Video: Patricia Appelbaum on St. Francis, America’s Most Popular Saint

Patricia Appelbaum, author of St. Francis of America: How a Thirteenth-Century Friar Became America’s Most Popular Saint, talks to Peggy Bendroth as part of the History Matters series at the Congregational Library and Archives. Continue Reading Video: Patricia Appelbaum on St. Francis, America’s Most Popular Saint

Interview: Patricia Appelbaum on St. Francis of America

I started out thinking that the garden statue was kind of a cliché. Imagine just going out and buying a mass-produced plastic image and thinking there is something special about it! Commercial statuary seemed to trivialize Francis’s meaning, to make him less challenging. Instead of a figure who calls for drastic change, radical poverty, and absolute devotion—a saint who was active in the wider world—our vision is limited to a pretty statue and birdbath on our private property. But I came to change my views. There’s a real spiritual side to this, and also a cultural critique. Continue Reading Interview: Patricia Appelbaum on St. Francis of America

Patricia Appelbaum: Pope Francis and the 1967 Theologians

This past summer, Pope Francis released his very welcome encyclical on climate change. Supporters and opponents have both noted his attention to science. What I find more interesting is his attention to theology and religion. Continue Reading Patricia Appelbaum: Pope Francis and the 1967 Theologians

Patricia Appelbaum: Protestant Blessings and Cultural Change

It’s the season of blessings again. In many places there are blessings of backpacks for the new school year. Here and there, bicycles that were not blessed in spring will have another chance. In October, religious groups all over the country and around the world will hold “blessings of the animals” in honor of St. Francis of Assisi. What I find remarkable is how many of these ceremonies take place in Protestant churches. It wasn’t always like this. Continue Reading Patricia Appelbaum: Protestant Blessings and Cultural Change

Remembering My Lai in the year of Calley’s apology

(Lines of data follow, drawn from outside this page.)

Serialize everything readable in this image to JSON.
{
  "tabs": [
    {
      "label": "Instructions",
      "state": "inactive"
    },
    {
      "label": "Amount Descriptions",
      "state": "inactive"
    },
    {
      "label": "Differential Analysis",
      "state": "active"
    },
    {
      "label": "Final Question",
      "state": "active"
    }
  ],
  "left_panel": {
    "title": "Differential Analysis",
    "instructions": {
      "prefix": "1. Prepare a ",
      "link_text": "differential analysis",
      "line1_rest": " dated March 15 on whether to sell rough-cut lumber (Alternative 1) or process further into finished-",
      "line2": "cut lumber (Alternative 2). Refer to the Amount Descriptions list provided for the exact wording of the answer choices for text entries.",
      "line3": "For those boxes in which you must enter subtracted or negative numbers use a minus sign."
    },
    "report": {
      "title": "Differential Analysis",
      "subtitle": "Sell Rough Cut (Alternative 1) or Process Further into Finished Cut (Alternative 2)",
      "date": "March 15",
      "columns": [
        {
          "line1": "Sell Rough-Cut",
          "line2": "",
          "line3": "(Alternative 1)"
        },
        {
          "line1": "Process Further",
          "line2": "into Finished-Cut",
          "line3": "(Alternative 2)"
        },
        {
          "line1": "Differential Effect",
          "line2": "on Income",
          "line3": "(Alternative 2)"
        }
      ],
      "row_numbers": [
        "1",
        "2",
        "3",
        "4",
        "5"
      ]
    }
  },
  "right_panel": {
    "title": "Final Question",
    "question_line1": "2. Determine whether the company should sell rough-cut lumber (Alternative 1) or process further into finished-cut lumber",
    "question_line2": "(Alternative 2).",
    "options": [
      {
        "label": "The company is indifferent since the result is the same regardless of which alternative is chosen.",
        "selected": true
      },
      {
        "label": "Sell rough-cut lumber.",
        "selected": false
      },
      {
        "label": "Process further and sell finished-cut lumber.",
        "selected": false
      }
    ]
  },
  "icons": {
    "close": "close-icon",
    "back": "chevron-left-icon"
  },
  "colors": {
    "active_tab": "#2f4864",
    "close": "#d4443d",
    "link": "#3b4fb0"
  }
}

Today is the 42nd anniversary of the My Lai Massacre, certainly not a happy memory—in fact , the opposite of that—but one well worth stopping to ponder. On this day in 1968, during the Vietnam War, the massacre was carried out by United States troops.  Under the direction of Lt. William L. Calley Jr., a… Continue Reading Remembering My Lai in the year of Calley’s apology